▶ _Records supplied_

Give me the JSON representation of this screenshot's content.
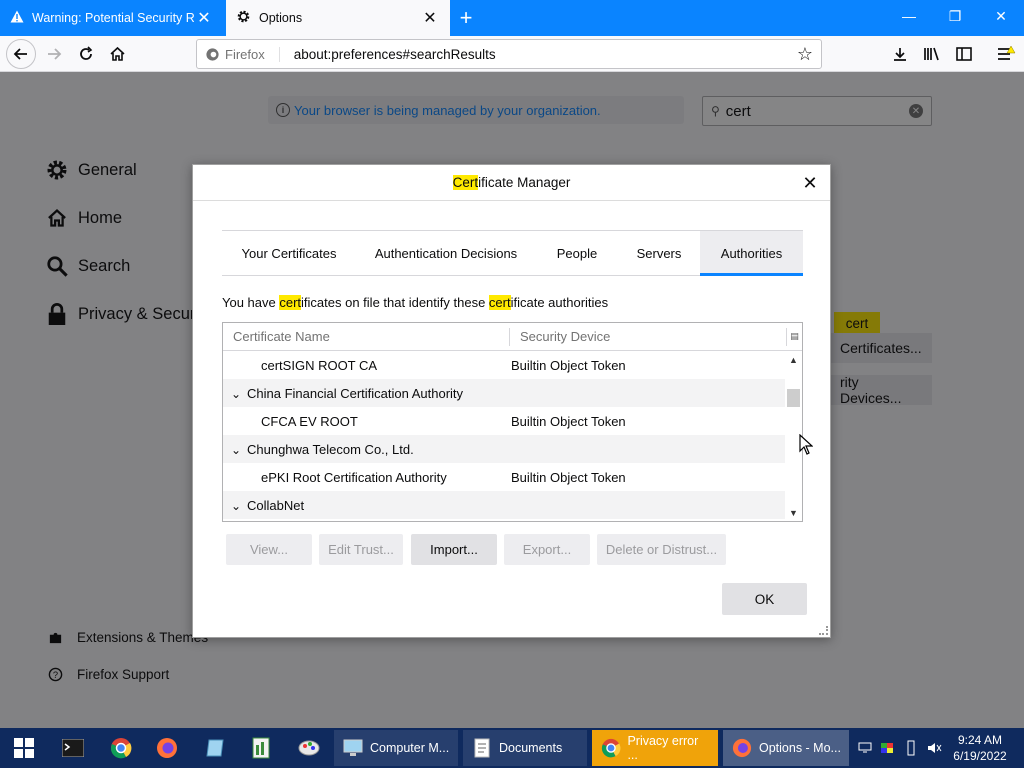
{
  "browser": {
    "tabs": [
      {
        "title": "Warning: Potential Security Risk",
        "icon": "warning-icon",
        "active": false
      },
      {
        "title": "Options",
        "icon": "gear-icon",
        "active": true
      }
    ],
    "url_identity": "Firefox",
    "url": "about:preferences#searchResults"
  },
  "prefs": {
    "managed_notice": "Your browser is being managed by your organization.",
    "search_value": "cert",
    "categories": [
      "General",
      "Home",
      "Search",
      "Privacy & Security"
    ],
    "footer": [
      "Extensions & Themes",
      "Firefox Support"
    ],
    "search_badge": "cert",
    "view_certificates_button": "Certificates...",
    "security_devices_button": "rity Devices..."
  },
  "dialog": {
    "title_highlight": "Cert",
    "title_rest": "ificate Manager",
    "tabs": [
      "Your Certificates",
      "Authentication Decisions",
      "People",
      "Servers",
      "Authorities"
    ],
    "selected_tab": "Authorities",
    "description": {
      "p1": "You have ",
      "h1": "cert",
      "p2": "ificates on file that identify these ",
      "h2": "cert",
      "p3": "ificate authorities"
    },
    "columns": [
      "Certificate Name",
      "Security Device"
    ],
    "rows": [
      {
        "name": "certSIGN ROOT CA",
        "device": "Builtin Object Token"
      },
      {
        "name": "China Financial Certification Authority",
        "device": ""
      },
      {
        "name": "CFCA EV ROOT",
        "device": "Builtin Object Token"
      },
      {
        "name": "Chunghwa Telecom Co., Ltd.",
        "device": ""
      },
      {
        "name": "ePKI Root Certification Authority",
        "device": "Builtin Object Token"
      },
      {
        "name": "CollabNet",
        "device": ""
      }
    ],
    "buttons": {
      "view": "View...",
      "edit_trust": "Edit Trust...",
      "import": "Import...",
      "export": "Export...",
      "delete": "Delete or Distrust..."
    },
    "ok": "OK"
  },
  "taskbar": {
    "tasks": [
      "Computer M...",
      "Documents",
      "Privacy error ...",
      "Options - Mo..."
    ],
    "time": "9:24 AM",
    "date": "6/19/2022"
  },
  "colors": {
    "accent": "#0a84ff",
    "highlight": "#ffe900",
    "taskbar": "#0f2a5e",
    "flash_task": "#f0a30a"
  }
}
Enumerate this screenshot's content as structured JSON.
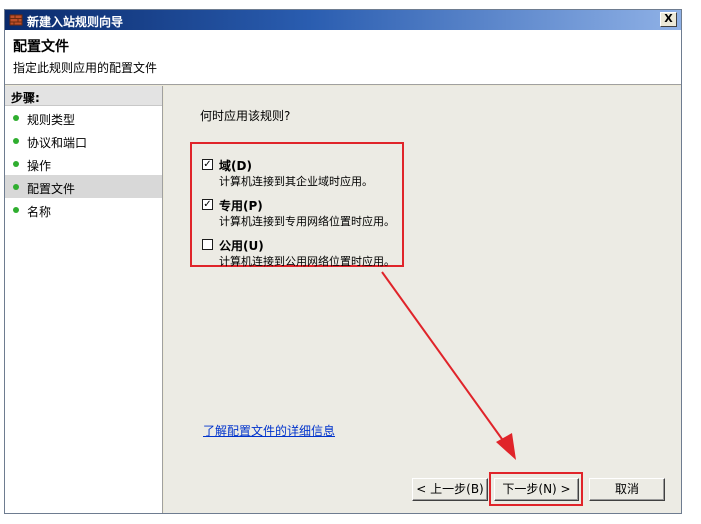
{
  "window": {
    "title": "新建入站规则向导",
    "close_glyph": "X"
  },
  "header": {
    "title": "配置文件",
    "subtitle": "指定此规则应用的配置文件"
  },
  "steps": {
    "heading": "步骤:",
    "items": [
      {
        "label": "规则类型"
      },
      {
        "label": "协议和端口"
      },
      {
        "label": "操作"
      },
      {
        "label": "配置文件"
      },
      {
        "label": "名称"
      }
    ],
    "selected_index": 3
  },
  "main": {
    "question": "何时应用该规则?",
    "options": [
      {
        "label": "域(D)",
        "description": "计算机连接到其企业域时应用。",
        "checked": true
      },
      {
        "label": "专用(P)",
        "description": "计算机连接到专用网络位置时应用。",
        "checked": true
      },
      {
        "label": "公用(U)",
        "description": "计算机连接到公用网络位置时应用。",
        "checked": false
      }
    ],
    "info_link": "了解配置文件的详细信息"
  },
  "buttons": {
    "back": "< 上一步(B)",
    "next": "下一步(N) >",
    "cancel": "取消"
  },
  "colors": {
    "highlight": "#e0242a",
    "step_dot": "#2fae2f",
    "link": "#0033cc"
  }
}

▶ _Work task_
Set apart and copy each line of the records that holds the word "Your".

▶ _Response to the exercise_
    "managed_notice": "Your browser is being managed by your organization.",
      "Your Certificates",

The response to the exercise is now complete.